Although Nestlé attempted to calm consumer fears that their children were in danger of ingesting ITX, the nature of the product meant that this incident was particularly controversial. The recall cost the company around €1.6 million ($1.75 million) and damaged its reputation for baby products in the process.
Food fraud describes any product that is deliberately mislabeled, misrepresented, diluted or manipulated. Unsurprisingly, profit is the main motivator behind this crime — with everyday products like honey, alcohol, milk and coffee being the most commonly counterfeited goods. Counterfeit beverages often contain cheap substitutes for alcohol, including dangerous chemicals used in cleaning fluids and methanol, which is usually used in antifreeze.
Advancements in the software are now enabling manufacturers to monitor supply chains digitally, allowing them to easily identify areas where traceability could be improved.
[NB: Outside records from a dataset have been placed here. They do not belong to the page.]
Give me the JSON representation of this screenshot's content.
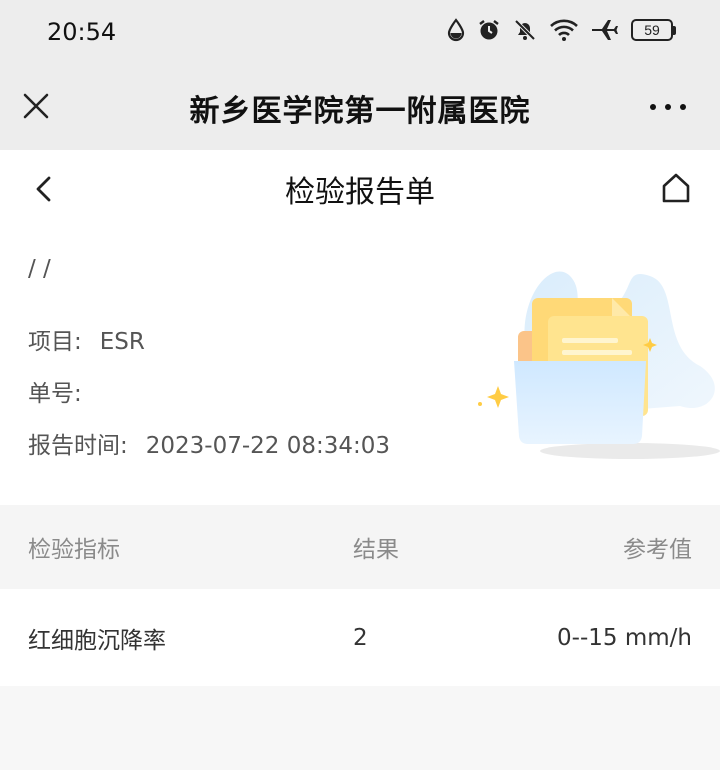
{
  "status_bar": {
    "time": "20:54",
    "battery": "59"
  },
  "title_bar": {
    "title": "新乡医学院第一附属医院"
  },
  "sub_header": {
    "title": "检验报告单"
  },
  "report": {
    "patient_line": "/ /",
    "item_label": "项目:",
    "item_value": "ESR",
    "number_label": "单号:",
    "number_value": "",
    "time_label": "报告时间:",
    "time_value": "2023-07-22 08:34:03"
  },
  "table": {
    "headers": {
      "name": "检验指标",
      "result": "结果",
      "reference": "参考值"
    },
    "rows": [
      {
        "name": "红细胞沉降率",
        "result": "2",
        "reference": "0--15 mm/h"
      }
    ]
  }
}
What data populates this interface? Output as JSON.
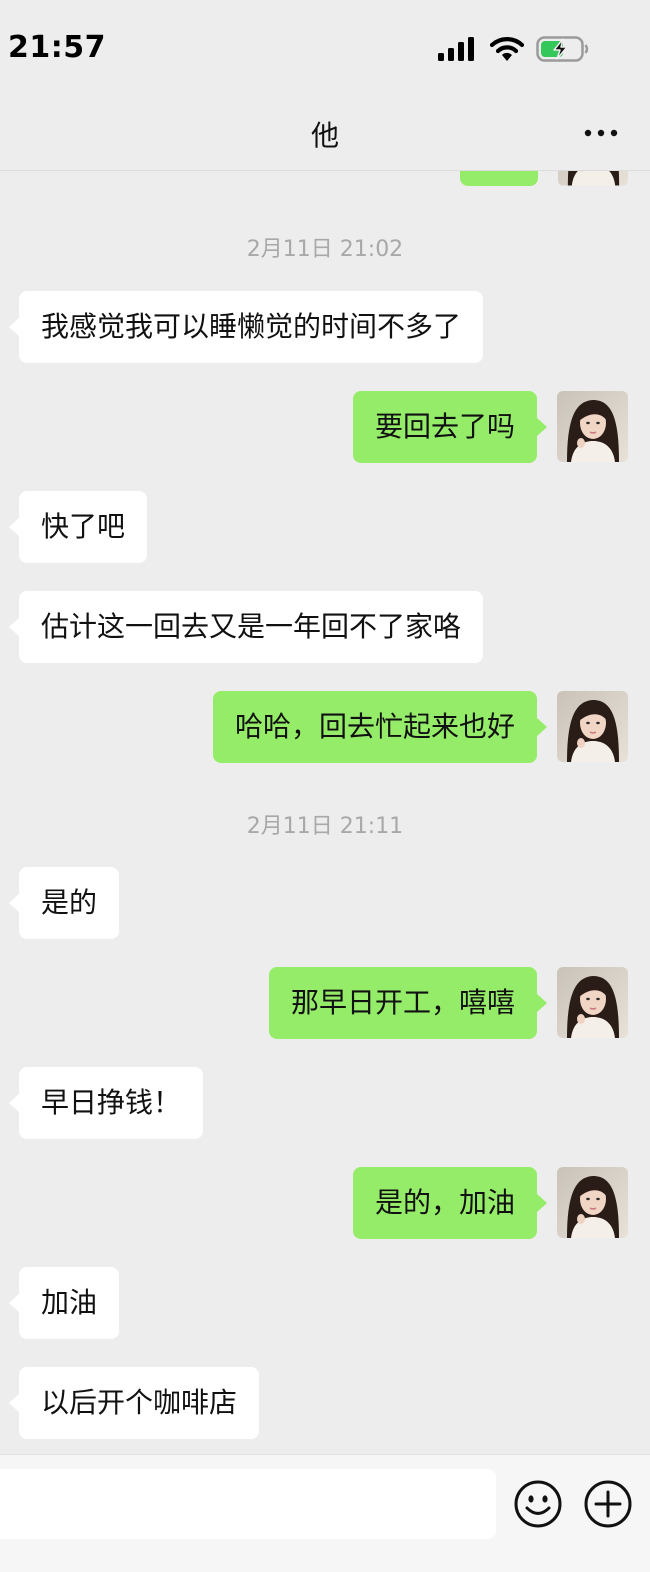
{
  "status_bar": {
    "time": "21:57"
  },
  "nav": {
    "title": "他",
    "more_icon": "more-icon"
  },
  "messages": [
    {
      "kind": "timestamp",
      "text": "2月11日 21:02"
    },
    {
      "kind": "in",
      "text": "我感觉我可以睡懒觉的时间不多了"
    },
    {
      "kind": "out",
      "text": "要回去了吗"
    },
    {
      "kind": "in",
      "text": "快了吧"
    },
    {
      "kind": "in",
      "text": "估计这一回去又是一年回不了家咯"
    },
    {
      "kind": "out",
      "text": "哈哈，回去忙起来也好"
    },
    {
      "kind": "timestamp",
      "text": "2月11日 21:11"
    },
    {
      "kind": "in",
      "text": "是的"
    },
    {
      "kind": "out",
      "text": "那早日开工，嘻嘻"
    },
    {
      "kind": "in",
      "text": "早日挣钱！"
    },
    {
      "kind": "out",
      "text": "是的，加油"
    },
    {
      "kind": "in",
      "text": "加油"
    },
    {
      "kind": "in",
      "text": "以后开个咖啡店"
    }
  ],
  "input_bar": {
    "value": "",
    "emoji_icon": "smiley-icon",
    "plus_icon": "plus-circle-icon"
  },
  "colors": {
    "background": "#ededed",
    "sent_bubble": "#95ec69",
    "received_bubble": "#ffffff",
    "timestamp_text": "#a8a8a8"
  }
}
Using intelligent supply chain software, such as ABB’S Manufacturing Operations Management (MOM) software, a food manufacturer can view real-time production data from their suppliers. By adding the supplier’s data to their own, the manufacturer can easily identify if the wrong batch of ingredients has been dispatched before they are used in manufacturing.
Food manufacturers must have faith in their own traceability efforts and reduce the likelihood of food fraud occurring. However, outside of the factory walls, manufacturers are required to hand this responsibility over to the wider supply chain.
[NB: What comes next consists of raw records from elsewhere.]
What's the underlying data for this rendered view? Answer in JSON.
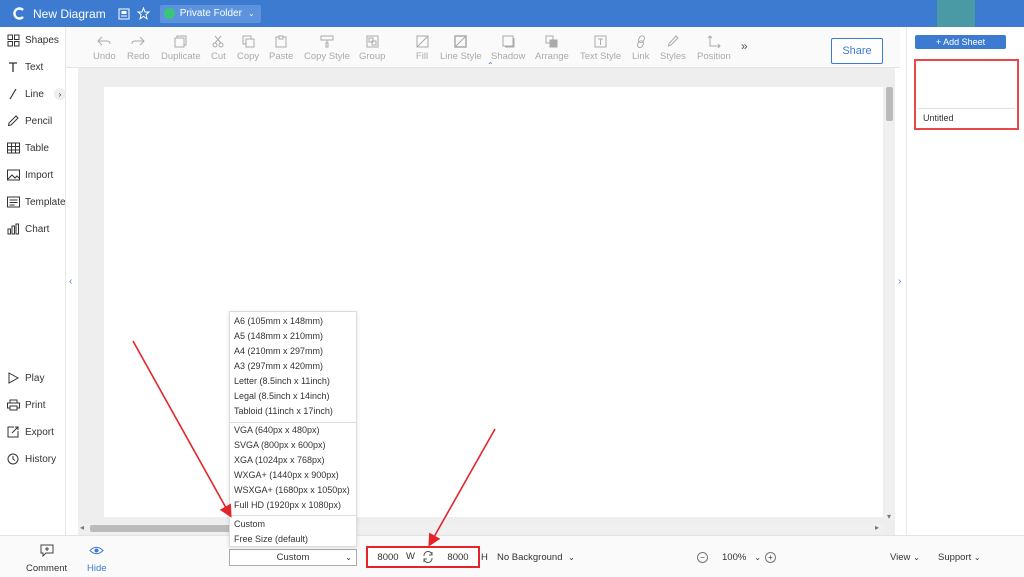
{
  "app": {
    "title": "New Diagram",
    "folder_label": "Private Folder"
  },
  "colors": {
    "titlebar": "#3d7bd1",
    "accent": "#3d7bd1",
    "annotation_red": "#e3252b"
  },
  "left_panel": {
    "items": [
      {
        "label": "Shapes",
        "icon": "shapes-icon"
      },
      {
        "label": "Text",
        "icon": "text-icon"
      },
      {
        "label": "Line",
        "icon": "line-icon"
      },
      {
        "label": "Pencil",
        "icon": "pencil-icon"
      },
      {
        "label": "Table",
        "icon": "table-icon"
      },
      {
        "label": "Import",
        "icon": "image-icon"
      },
      {
        "label": "Template",
        "icon": "template-icon"
      },
      {
        "label": "Chart",
        "icon": "chart-icon"
      },
      {
        "label": "Play",
        "icon": "play-icon"
      },
      {
        "label": "Print",
        "icon": "print-icon"
      },
      {
        "label": "Export",
        "icon": "export-icon"
      },
      {
        "label": "History",
        "icon": "history-icon"
      }
    ]
  },
  "toolbar": {
    "items": [
      {
        "label": "Undo",
        "icon": "undo-icon"
      },
      {
        "label": "Redo",
        "icon": "redo-icon"
      },
      {
        "label": "Duplicate",
        "icon": "duplicate-icon"
      },
      {
        "label": "Cut",
        "icon": "cut-icon"
      },
      {
        "label": "Copy",
        "icon": "copy-icon"
      },
      {
        "label": "Paste",
        "icon": "paste-icon"
      },
      {
        "label": "Copy Style",
        "icon": "copy-style-icon"
      },
      {
        "label": "Group",
        "icon": "group-icon"
      },
      {
        "label": "Fill",
        "icon": "fill-icon"
      },
      {
        "label": "Line Style",
        "icon": "line-style-icon"
      },
      {
        "label": "Shadow",
        "icon": "shadow-icon"
      },
      {
        "label": "Arrange",
        "icon": "arrange-icon"
      },
      {
        "label": "Text Style",
        "icon": "text-style-icon"
      },
      {
        "label": "Link",
        "icon": "link-icon"
      },
      {
        "label": "Styles",
        "icon": "styles-icon"
      },
      {
        "label": "Position",
        "icon": "position-icon"
      }
    ],
    "more": "»",
    "share_label": "Share"
  },
  "right_panel": {
    "add_sheet_label": "+ Add Sheet",
    "sheets": [
      {
        "name": "Untitled"
      }
    ]
  },
  "page_size_menu": {
    "groups": [
      [
        "A6 (105mm x 148mm)",
        "A5 (148mm x 210mm)",
        "A4 (210mm x 297mm)",
        "A3 (297mm x 420mm)",
        "Letter (8.5inch x 11inch)",
        "Legal (8.5inch x 14inch)",
        "Tabloid (11inch x 17inch)"
      ],
      [
        "VGA (640px x 480px)",
        "SVGA (800px x 600px)",
        "XGA (1024px x 768px)",
        "WXGA+ (1440px x 900px)",
        "WSXGA+ (1680px x 1050px)",
        "Full HD (1920px x 1080px)"
      ],
      [
        "Custom",
        "Free Size (default)"
      ]
    ]
  },
  "bottom_bar": {
    "comment_label": "Comment",
    "hide_label": "Hide",
    "page_size_value": "Custom",
    "width_value": "8000",
    "width_label": "W",
    "height_value": "8000",
    "height_label": "H",
    "background_label": "No Background",
    "zoom_value": "100%",
    "view_label": "View",
    "support_label": "Support"
  }
}
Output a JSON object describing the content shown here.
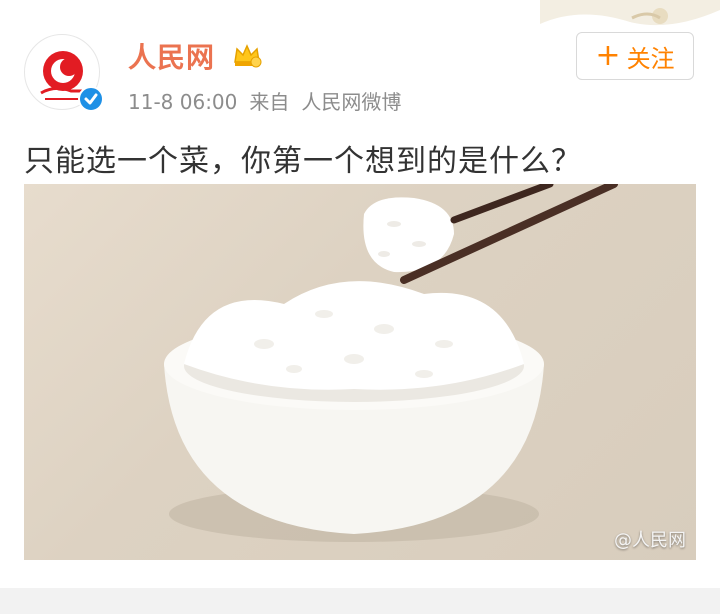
{
  "post": {
    "author_name": "人民网",
    "timestamp": "11-8 06:00",
    "source_prefix": "来自",
    "source_name": "人民网微博",
    "text": "只能选一个菜，你第一个想到的是什么？",
    "follow_label": "关注",
    "image_watermark": "@人民网"
  },
  "icons": {
    "avatar": "people-daily-logo",
    "verified": "verified-badge-icon",
    "vip": "crown-icon",
    "follow": "plus-icon"
  },
  "colors": {
    "name": "#eb7350",
    "follow": "#ff8200",
    "meta": "#8c8c8c",
    "text": "#333333",
    "verified": "#1e90e6"
  }
}
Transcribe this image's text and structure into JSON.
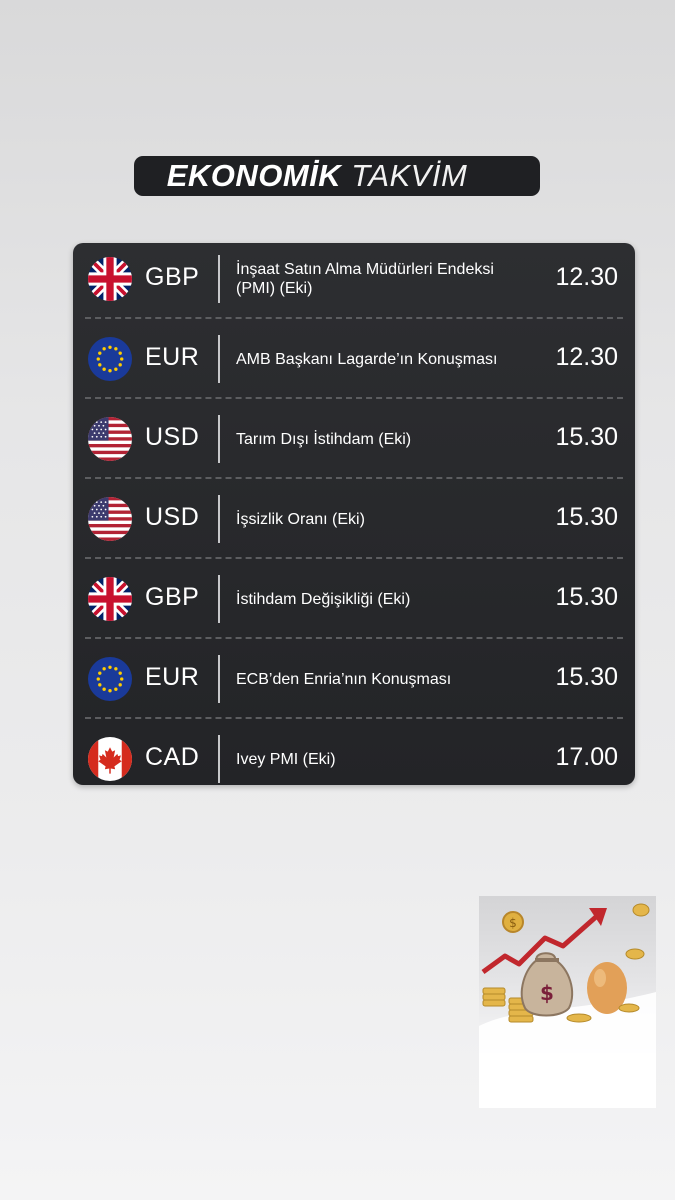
{
  "header": {
    "title_bold": "EKONOMİK",
    "title_light": "TAKVİM"
  },
  "events": [
    {
      "flag": "uk-flag-icon",
      "currency": "GBP",
      "event": "İnşaat Satın Alma Müdürleri Endeksi (PMI) (Eki)",
      "time": "12.30"
    },
    {
      "flag": "eu-flag-icon",
      "currency": "EUR",
      "event": "AMB Başkanı Lagarde’ın Konuşması",
      "time": "12.30"
    },
    {
      "flag": "us-flag-icon",
      "currency": "USD",
      "event": "Tarım Dışı İstihdam (Eki)",
      "time": "15.30"
    },
    {
      "flag": "us-flag-icon",
      "currency": "USD",
      "event": "İşsizlik Oranı (Eki)",
      "time": "15.30"
    },
    {
      "flag": "uk-flag-icon",
      "currency": "GBP",
      "event": "İstihdam Değişikliği (Eki)",
      "time": "15.30"
    },
    {
      "flag": "eu-flag-icon",
      "currency": "EUR",
      "event": "ECB’den Enria’nın Konuşması",
      "time": "15.30"
    },
    {
      "flag": "canada-flag-icon",
      "currency": "CAD",
      "event": "Ivey PMI (Eki)",
      "time": "17.00"
    }
  ],
  "colors": {
    "card_bg": "#2a2b2e",
    "title_bg": "#1f2023",
    "text": "#ffffff",
    "uk_blue": "#012169",
    "uk_red": "#c8102e",
    "eu_blue": "#1a3a9a",
    "eu_star": "#ffcc00",
    "us_red": "#b22234",
    "us_blue": "#3c3b6e",
    "ca_red": "#d52b1e"
  },
  "decoration": {
    "icon": "money-growth-illustration-icon"
  }
}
To combat any weaknesses or risks of food fraud, manufacturers should only select suppliers that they trust will consistently adhere to traceability requirements. By identifying every commodity, manufacturers can map their material supply chain inputs across all their procurement categories, and, ideally, trace every single product back to its origin.
Properly declaring allergens in products is another crucial process to avert product recall. Once a company has identified the potential allergens, and processed products according to its hazard analysis and critical control point (HACCP) system, it is responsible for ensuring the product is adequately packaged, labelled and stored. These procedures should include the accurate identification of all potential allergens.
Considering that someone goes to the hospital for a food allergy reaction every three minutes, it is troubling that undeclared allergens and ingredients are one of the main drivers behind product recalls. The United States Department of Agriculture (USDA) recently evaluated allergen-related recalls and found that they are usually caused by new food ingredients, new suppliers, the product in the wrong package or a misprinted food label.
Mislabeling can be easily controlled by an effective quality assurance department — it is essential to control labels at all parts of the process. Another good way to safeguard against mislabel recalls is to use automated vision inspection systems for labelling operations. Vision inspection systems capture 100 per cent of the product defects they are programmed to detect, eliminating the potential of mislabeled products reaching the consumer.
The effects of recalls can be far-reaching, affecting everything from consumer health to brand confidence. With the increase in automation sophistication to boost productivity and profit margins, it is becoming more achievable to have a clear, set process in place throughout the whole production cycle.
However, even though manufacturers have manual and automated systems in place to check labelling and packaging, it isn’t 100 per cent fool-proof. It is up to the manufacturer to make sure that their product is up to standard, to make a profit and build reliable brands for customers.